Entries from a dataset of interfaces
————————
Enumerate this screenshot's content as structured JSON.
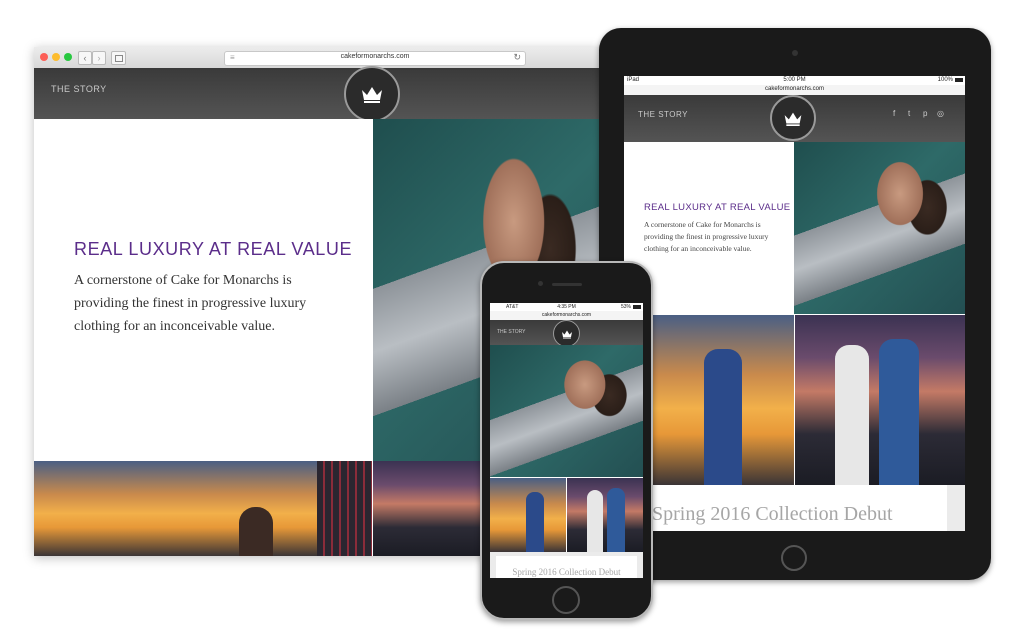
{
  "browser": {
    "url": "cakeformonarchs.com"
  },
  "desktop": {
    "nav_label": "THE STORY",
    "heading": "REAL LUXURY AT REAL VALUE",
    "body": "A cornerstone of Cake for Monarchs is providing the finest in progressive luxury clothing for an inconceivable value."
  },
  "tablet": {
    "status": {
      "device": "iPad",
      "time": "5:00 PM",
      "battery": "100%"
    },
    "url": "cakeformonarchs.com",
    "nav_label": "THE STORY",
    "heading": "REAL LUXURY AT REAL VALUE",
    "body": "A cornerstone of Cake for Monarchs is providing the finest in progressive luxury clothing for an inconceivable value.",
    "collection_title": "Spring 2016 Collection Debut"
  },
  "phone": {
    "status": {
      "carrier": "AT&T",
      "time": "4:35 PM",
      "battery": "53%"
    },
    "url": "cakeformonarchs.com",
    "nav_label": "THE STORY",
    "collection_title": "Spring 2016 Collection Debut"
  },
  "icons": {
    "social": [
      "facebook-icon",
      "twitter-icon",
      "pinterest-icon",
      "instagram-icon"
    ],
    "social_glyphs": [
      "f",
      "t",
      "p",
      "◎"
    ]
  },
  "colors": {
    "heading_purple": "#5b2d8a",
    "device_black": "#1a1a1a"
  }
}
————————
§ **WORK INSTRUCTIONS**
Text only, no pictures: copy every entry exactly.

§ **ANSWER BOX**
Enumerate this screenshot's content as structured JSON.
{
  "browser": {
    "url": "cakeformonarchs.com"
  },
  "desktop": {
    "nav_label": "THE STORY",
    "heading": "REAL LUXURY AT REAL VALUE",
    "body": "A cornerstone of Cake for Monarchs is providing the finest in progressive luxury clothing for an inconceivable value."
  },
  "tablet": {
    "status": {
      "device": "iPad",
      "time": "5:00 PM",
      "battery": "100%"
    },
    "url": "cakeformonarchs.com",
    "nav_label": "THE STORY",
    "heading": "REAL LUXURY AT REAL VALUE",
    "body": "A cornerstone of Cake for Monarchs is providing the finest in progressive luxury clothing for an inconceivable value.",
    "collection_title": "Spring 2016 Collection Debut"
  },
  "phone": {
    "status": {
      "carrier": "AT&T",
      "time": "4:35 PM",
      "battery": "53%"
    },
    "url": "cakeformonarchs.com",
    "nav_label": "THE STORY",
    "collection_title": "Spring 2016 Collection Debut"
  },
  "icons": {
    "social": [
      "facebook-icon",
      "twitter-icon",
      "pinterest-icon",
      "instagram-icon"
    ],
    "social_glyphs": [
      "f",
      "t",
      "p",
      "◎"
    ]
  },
  "colors": {
    "heading_purple": "#5b2d8a",
    "device_black": "#1a1a1a"
  }
}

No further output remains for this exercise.